Requirement = Copy out each line featuring the string "shown" from the entries beneath.

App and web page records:
Start of Block

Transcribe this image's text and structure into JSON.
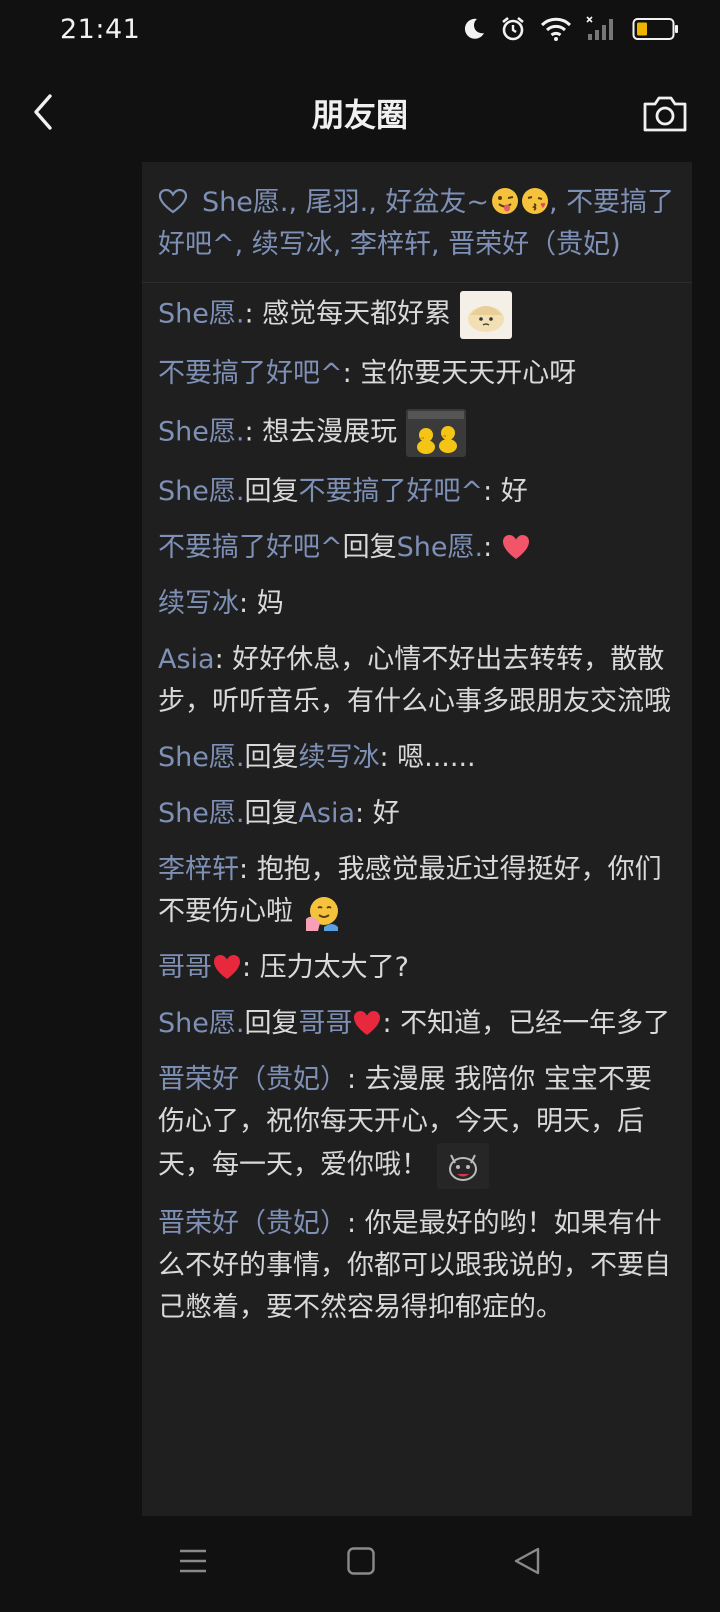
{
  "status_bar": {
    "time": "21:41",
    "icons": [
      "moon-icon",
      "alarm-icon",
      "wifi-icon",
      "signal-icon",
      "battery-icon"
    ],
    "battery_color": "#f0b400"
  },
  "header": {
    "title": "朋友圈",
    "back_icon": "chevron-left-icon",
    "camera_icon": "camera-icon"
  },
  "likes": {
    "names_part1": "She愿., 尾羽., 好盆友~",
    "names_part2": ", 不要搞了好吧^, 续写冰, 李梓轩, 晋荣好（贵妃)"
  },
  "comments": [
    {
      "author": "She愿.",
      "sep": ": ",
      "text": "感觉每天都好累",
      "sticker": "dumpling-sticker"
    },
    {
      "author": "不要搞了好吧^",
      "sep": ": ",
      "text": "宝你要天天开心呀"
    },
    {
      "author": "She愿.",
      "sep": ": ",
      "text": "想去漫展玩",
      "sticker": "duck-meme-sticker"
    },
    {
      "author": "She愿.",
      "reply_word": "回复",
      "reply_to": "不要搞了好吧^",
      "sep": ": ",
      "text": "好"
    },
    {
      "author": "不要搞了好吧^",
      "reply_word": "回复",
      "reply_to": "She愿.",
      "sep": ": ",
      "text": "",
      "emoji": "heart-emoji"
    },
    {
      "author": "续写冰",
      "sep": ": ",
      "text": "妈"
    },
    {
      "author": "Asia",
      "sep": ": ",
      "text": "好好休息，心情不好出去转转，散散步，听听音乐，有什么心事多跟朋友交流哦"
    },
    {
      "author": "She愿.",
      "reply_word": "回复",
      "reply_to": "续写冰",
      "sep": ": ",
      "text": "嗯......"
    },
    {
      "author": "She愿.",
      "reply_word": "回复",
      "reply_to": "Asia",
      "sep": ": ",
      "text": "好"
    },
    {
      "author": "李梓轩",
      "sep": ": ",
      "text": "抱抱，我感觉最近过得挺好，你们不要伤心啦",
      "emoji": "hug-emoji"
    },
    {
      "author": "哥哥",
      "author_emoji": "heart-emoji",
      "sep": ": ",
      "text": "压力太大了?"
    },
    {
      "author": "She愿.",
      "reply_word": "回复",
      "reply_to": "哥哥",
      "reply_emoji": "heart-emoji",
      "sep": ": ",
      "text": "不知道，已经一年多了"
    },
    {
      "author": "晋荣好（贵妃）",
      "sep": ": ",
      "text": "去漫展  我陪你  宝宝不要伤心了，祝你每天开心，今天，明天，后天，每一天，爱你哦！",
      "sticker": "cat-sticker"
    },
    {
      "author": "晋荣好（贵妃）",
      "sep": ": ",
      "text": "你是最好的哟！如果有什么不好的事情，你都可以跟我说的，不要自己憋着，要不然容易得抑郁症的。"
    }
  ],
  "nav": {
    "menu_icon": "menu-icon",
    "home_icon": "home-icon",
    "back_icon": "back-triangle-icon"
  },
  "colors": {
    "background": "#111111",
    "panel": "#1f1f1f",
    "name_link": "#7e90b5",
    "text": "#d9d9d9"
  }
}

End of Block
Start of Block

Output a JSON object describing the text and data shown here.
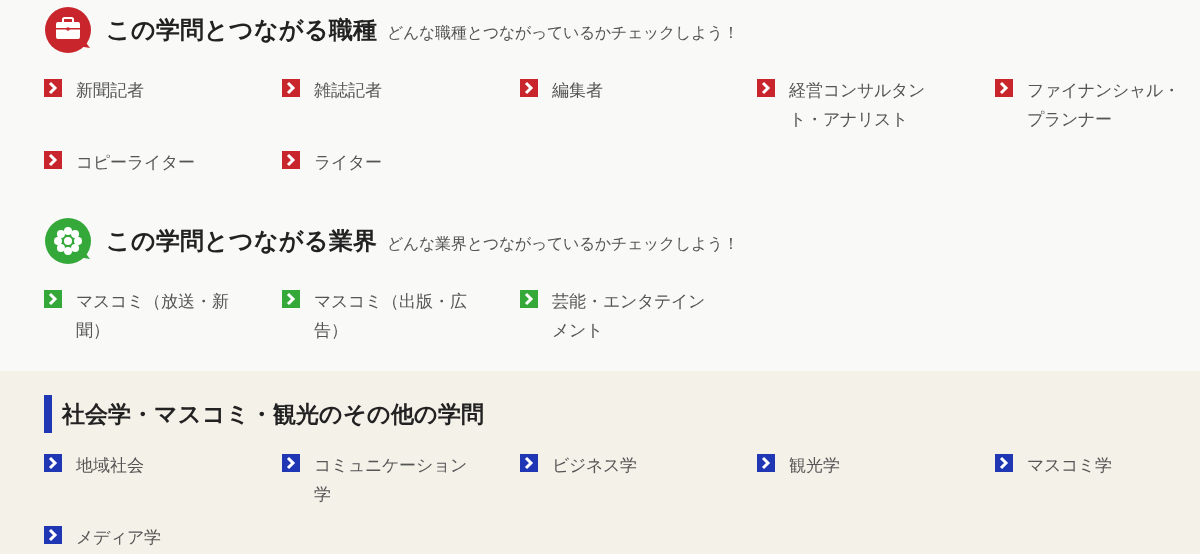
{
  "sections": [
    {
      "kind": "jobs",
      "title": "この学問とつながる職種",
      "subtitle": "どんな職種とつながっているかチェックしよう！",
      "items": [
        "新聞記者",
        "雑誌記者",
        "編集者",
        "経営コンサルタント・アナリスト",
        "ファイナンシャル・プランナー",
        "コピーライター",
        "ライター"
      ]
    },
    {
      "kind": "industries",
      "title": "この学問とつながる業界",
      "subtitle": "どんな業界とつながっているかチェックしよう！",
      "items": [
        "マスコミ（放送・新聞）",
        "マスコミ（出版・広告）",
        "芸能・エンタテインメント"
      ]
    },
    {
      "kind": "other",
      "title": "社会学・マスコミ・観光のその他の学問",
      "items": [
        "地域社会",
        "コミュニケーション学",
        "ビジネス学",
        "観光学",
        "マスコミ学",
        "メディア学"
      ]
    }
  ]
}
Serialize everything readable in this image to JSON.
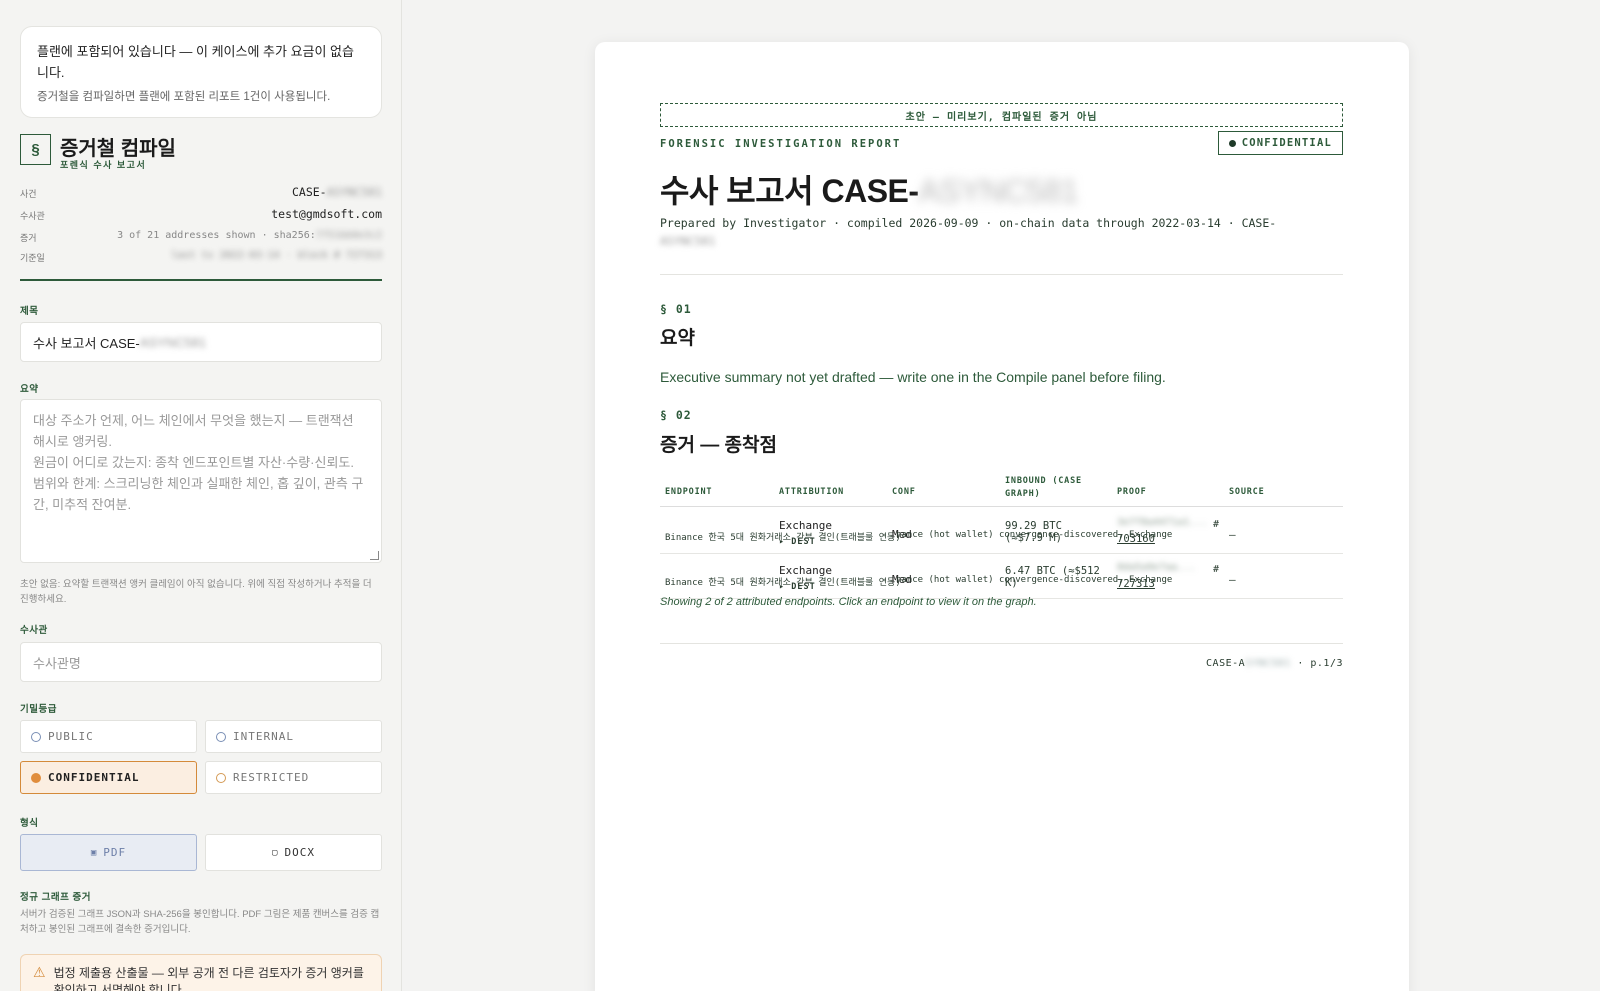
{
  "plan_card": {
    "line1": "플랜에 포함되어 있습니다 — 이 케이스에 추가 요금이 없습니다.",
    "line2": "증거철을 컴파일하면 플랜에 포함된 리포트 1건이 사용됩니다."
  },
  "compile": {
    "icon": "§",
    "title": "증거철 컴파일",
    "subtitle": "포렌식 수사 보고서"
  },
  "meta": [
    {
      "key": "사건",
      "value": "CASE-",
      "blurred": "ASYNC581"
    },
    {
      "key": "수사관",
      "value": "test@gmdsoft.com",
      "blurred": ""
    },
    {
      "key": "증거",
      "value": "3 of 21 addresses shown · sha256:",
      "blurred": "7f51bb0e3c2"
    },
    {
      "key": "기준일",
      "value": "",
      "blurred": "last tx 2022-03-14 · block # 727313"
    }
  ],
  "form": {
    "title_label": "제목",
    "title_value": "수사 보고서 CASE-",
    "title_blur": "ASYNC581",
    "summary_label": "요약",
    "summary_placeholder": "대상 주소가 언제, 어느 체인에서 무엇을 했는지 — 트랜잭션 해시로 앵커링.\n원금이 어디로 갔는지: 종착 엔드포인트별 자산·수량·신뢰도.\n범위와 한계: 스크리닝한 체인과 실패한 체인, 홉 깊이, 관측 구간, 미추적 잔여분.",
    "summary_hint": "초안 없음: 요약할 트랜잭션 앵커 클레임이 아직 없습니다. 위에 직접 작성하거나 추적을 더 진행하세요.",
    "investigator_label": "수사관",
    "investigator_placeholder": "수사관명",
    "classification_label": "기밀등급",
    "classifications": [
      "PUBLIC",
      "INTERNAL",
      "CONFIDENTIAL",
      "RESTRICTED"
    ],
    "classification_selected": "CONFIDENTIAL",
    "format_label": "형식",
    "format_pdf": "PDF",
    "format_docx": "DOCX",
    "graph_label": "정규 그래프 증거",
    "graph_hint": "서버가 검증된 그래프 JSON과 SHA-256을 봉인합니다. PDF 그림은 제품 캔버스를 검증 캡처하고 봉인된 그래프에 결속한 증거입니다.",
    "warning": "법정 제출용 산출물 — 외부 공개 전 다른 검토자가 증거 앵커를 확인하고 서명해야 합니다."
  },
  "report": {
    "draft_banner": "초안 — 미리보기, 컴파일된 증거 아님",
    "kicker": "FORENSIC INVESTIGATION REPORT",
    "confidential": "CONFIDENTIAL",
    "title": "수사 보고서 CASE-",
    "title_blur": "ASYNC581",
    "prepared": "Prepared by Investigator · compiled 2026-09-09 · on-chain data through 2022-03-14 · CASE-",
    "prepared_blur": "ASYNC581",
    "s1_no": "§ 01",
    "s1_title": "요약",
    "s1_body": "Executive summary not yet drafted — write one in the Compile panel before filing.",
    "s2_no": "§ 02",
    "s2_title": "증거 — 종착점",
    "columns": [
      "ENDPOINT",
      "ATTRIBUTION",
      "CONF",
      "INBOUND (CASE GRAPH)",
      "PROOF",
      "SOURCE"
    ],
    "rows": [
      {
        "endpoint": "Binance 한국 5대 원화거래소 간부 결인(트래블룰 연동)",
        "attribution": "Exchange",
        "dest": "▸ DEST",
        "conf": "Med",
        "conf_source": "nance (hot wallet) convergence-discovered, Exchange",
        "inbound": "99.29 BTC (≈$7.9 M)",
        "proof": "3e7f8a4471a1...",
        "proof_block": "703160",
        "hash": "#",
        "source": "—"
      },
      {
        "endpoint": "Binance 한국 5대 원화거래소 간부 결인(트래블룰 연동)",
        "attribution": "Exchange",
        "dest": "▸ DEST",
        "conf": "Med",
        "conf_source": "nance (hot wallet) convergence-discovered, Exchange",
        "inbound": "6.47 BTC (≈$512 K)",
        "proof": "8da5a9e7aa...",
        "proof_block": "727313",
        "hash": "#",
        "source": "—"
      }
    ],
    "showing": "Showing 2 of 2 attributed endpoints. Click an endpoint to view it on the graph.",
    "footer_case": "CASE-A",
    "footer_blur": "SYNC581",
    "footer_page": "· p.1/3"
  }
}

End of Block
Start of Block

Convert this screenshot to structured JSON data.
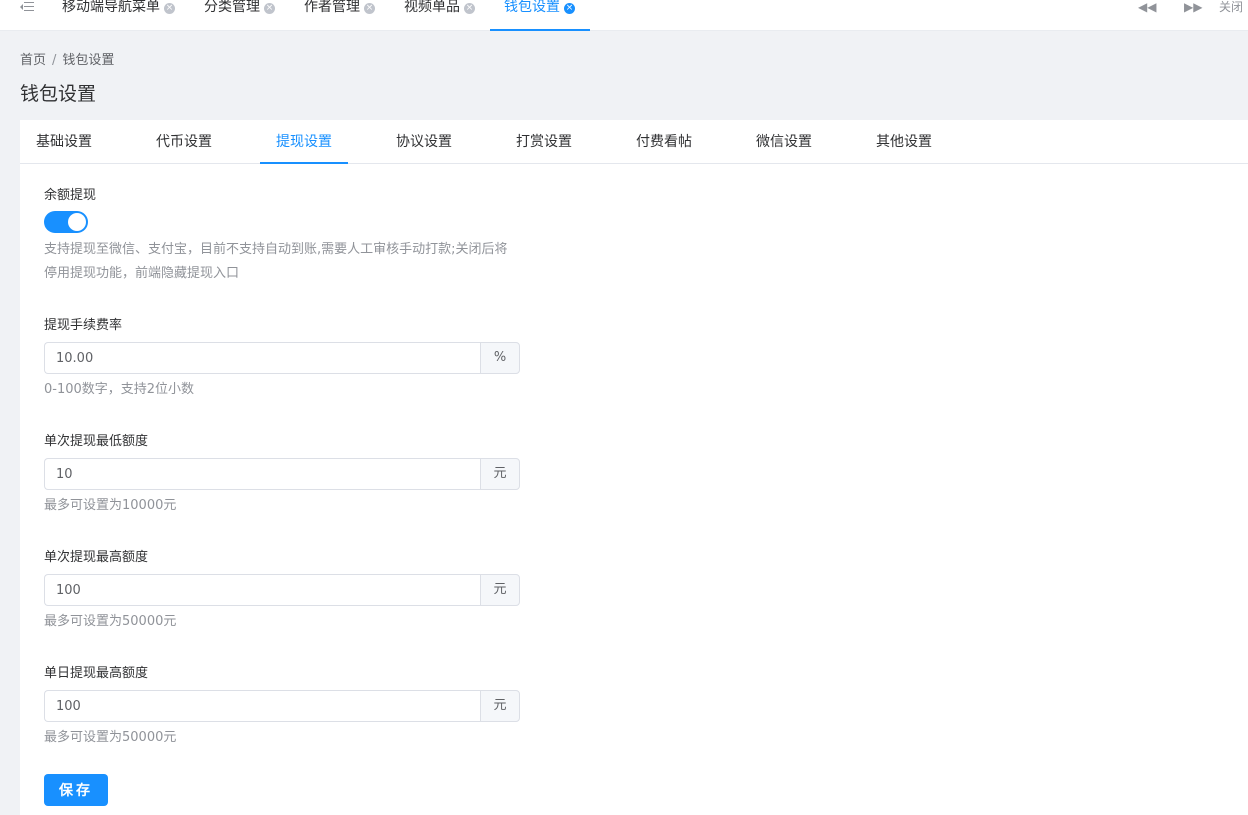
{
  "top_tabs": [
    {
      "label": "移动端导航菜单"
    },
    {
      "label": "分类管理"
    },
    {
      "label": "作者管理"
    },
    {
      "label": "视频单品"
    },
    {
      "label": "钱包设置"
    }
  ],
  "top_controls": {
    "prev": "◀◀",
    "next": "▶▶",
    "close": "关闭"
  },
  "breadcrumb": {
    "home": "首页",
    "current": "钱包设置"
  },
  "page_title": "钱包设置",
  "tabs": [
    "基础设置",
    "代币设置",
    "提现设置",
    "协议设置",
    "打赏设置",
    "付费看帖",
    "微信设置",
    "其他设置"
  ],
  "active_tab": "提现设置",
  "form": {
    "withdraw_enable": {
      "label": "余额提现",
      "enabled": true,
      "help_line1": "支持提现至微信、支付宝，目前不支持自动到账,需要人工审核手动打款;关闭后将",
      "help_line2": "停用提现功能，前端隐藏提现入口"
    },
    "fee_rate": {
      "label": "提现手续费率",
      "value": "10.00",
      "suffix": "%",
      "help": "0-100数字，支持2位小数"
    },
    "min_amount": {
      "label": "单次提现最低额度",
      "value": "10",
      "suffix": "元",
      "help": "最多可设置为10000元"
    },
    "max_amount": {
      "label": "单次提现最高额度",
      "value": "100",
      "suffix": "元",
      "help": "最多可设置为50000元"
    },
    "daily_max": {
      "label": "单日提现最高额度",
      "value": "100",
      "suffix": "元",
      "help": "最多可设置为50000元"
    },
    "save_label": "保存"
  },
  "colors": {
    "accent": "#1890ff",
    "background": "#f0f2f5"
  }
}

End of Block

Exercise answer =
Output a JSON object describing the text and data shown here.
      "value": "3 of 21 addresses shown · sha256:",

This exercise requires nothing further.